### PROBLEM DESCRIPTION
Retype the data below exactly, skipping pictures.

### EXTRACTED INFORMATION
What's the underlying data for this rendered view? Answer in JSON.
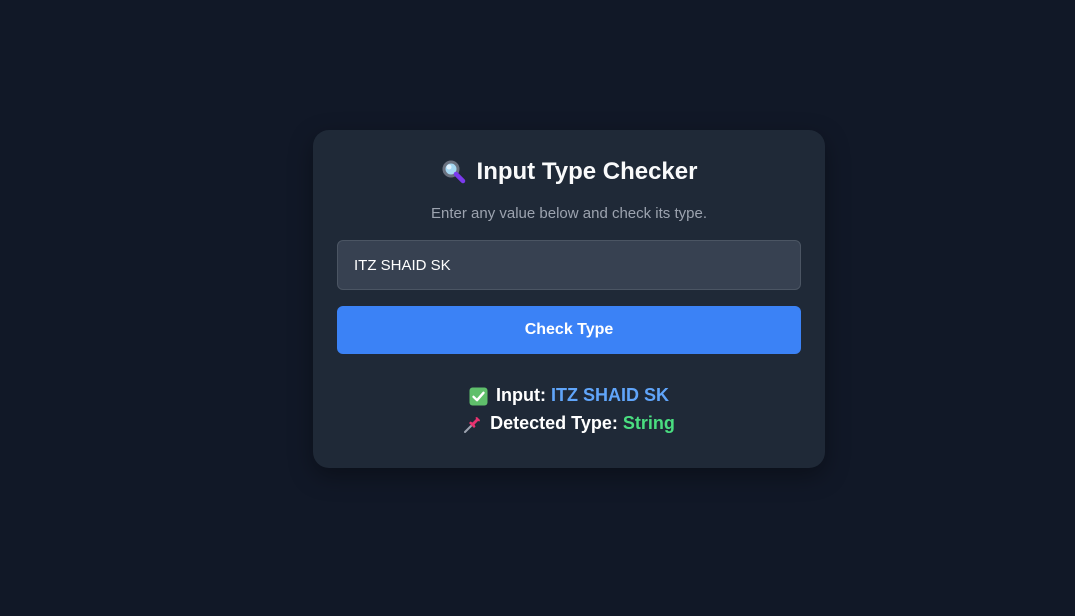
{
  "app": {
    "title": "Input Type Checker",
    "title_icon": "magnifying-glass-icon",
    "subtitle": "Enter any value below and check its type."
  },
  "form": {
    "input_value": "ITZ SHAID SK",
    "button_label": "Check Type"
  },
  "result": {
    "input_icon": "check-mark-icon",
    "input_label": "Input:",
    "input_value": "ITZ SHAID SK",
    "type_icon": "pushpin-icon",
    "type_label": "Detected Type:",
    "type_value": "String"
  },
  "colors": {
    "page_background": "#111827",
    "card_background": "#1f2937",
    "input_background": "#374151",
    "button": "#3b82f6",
    "input_value_color": "#60a5fa",
    "type_value_color": "#4ade80"
  }
}
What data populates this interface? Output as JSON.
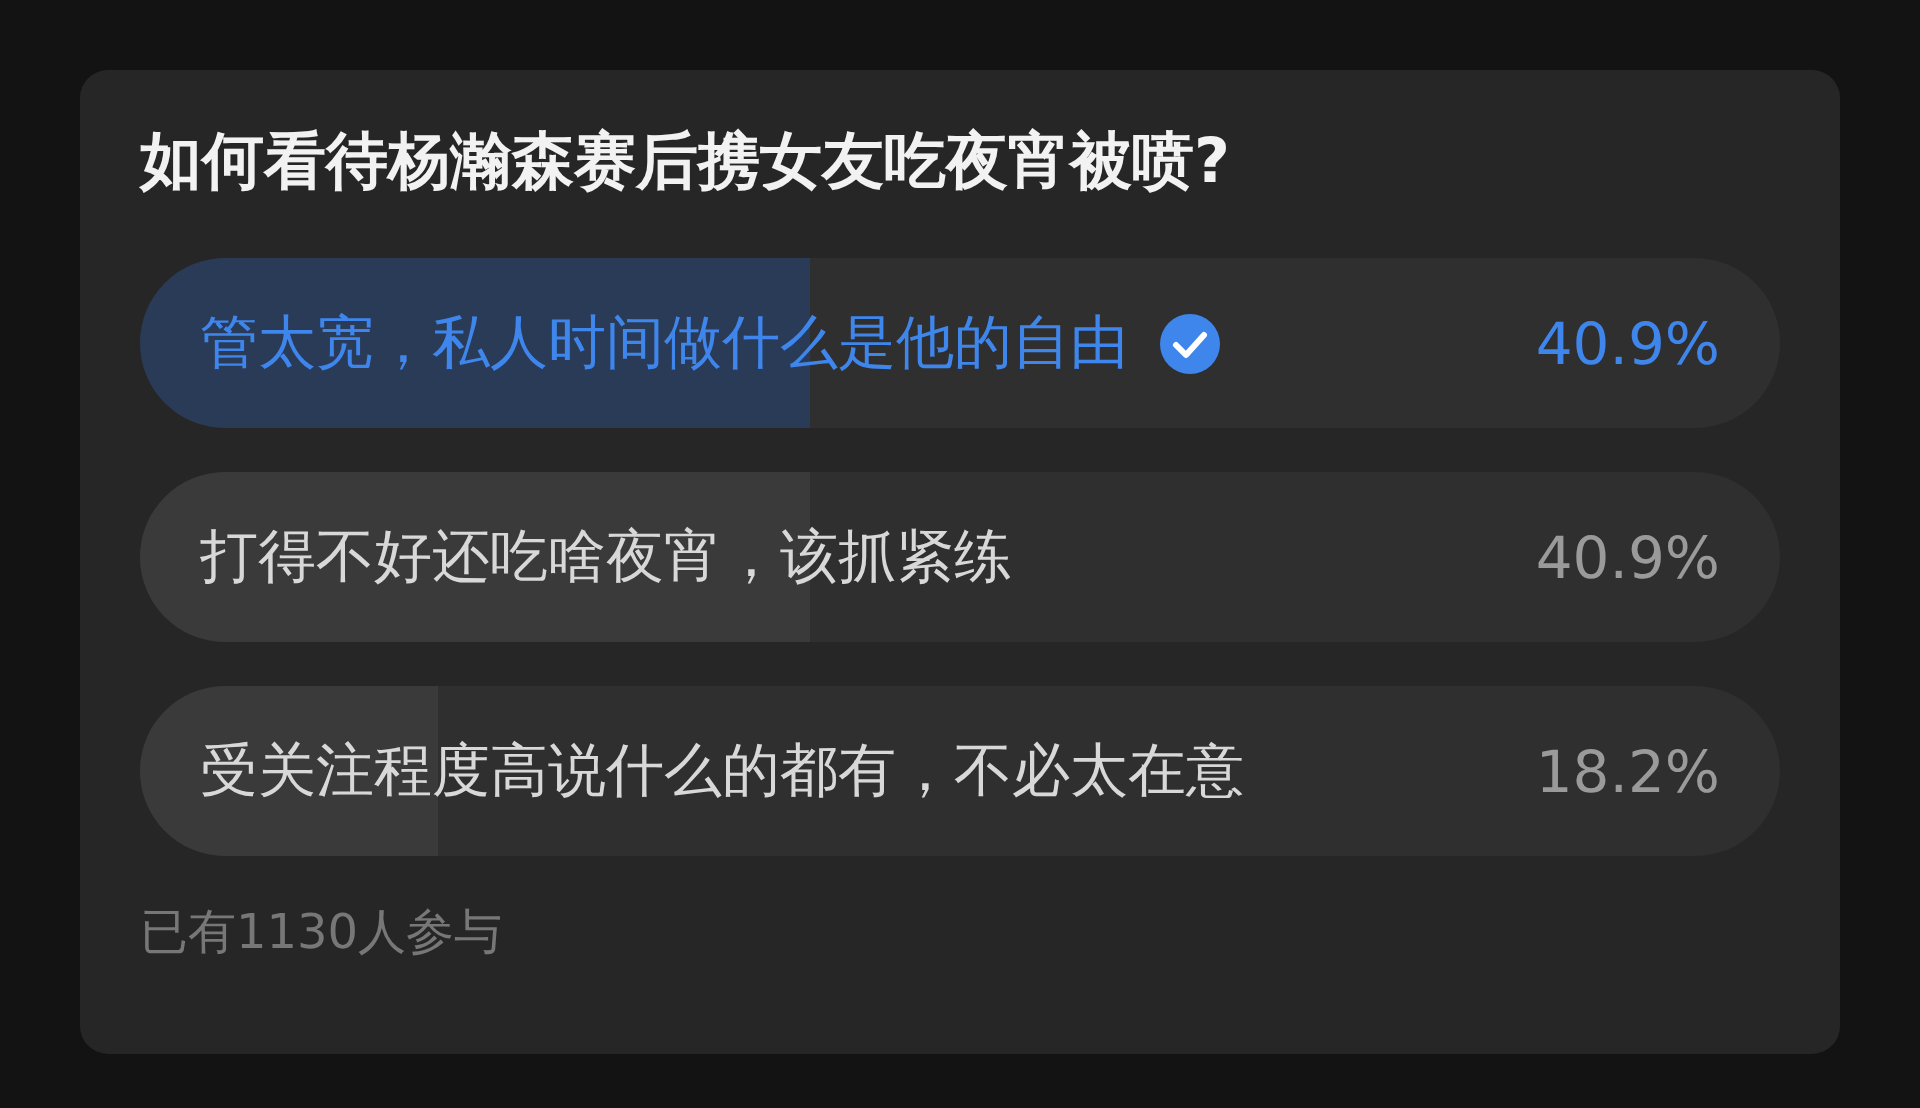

### RESPONSE TO THE TASK
What's the underlying data for this rendered view? Answer in JSON.
{
  "app": {
    "title": "Input Type Checker",
    "title_icon": "magnifying-glass-icon",
    "subtitle": "Enter any value below and check its type."
  },
  "form": {
    "input_value": "ITZ SHAID SK",
    "button_label": "Check Type"
  },
  "result": {
    "input_icon": "check-mark-icon",
    "input_label": "Input:",
    "input_value": "ITZ SHAID SK",
    "type_icon": "pushpin-icon",
    "type_label": "Detected Type:",
    "type_value": "String"
  },
  "colors": {
    "page_background": "#111827",
    "card_background": "#1f2937",
    "input_background": "#374151",
    "button": "#3b82f6",
    "input_value_color": "#60a5fa",
    "type_value_color": "#4ade80"
  }
}
What data populates this interface? Output as JSON.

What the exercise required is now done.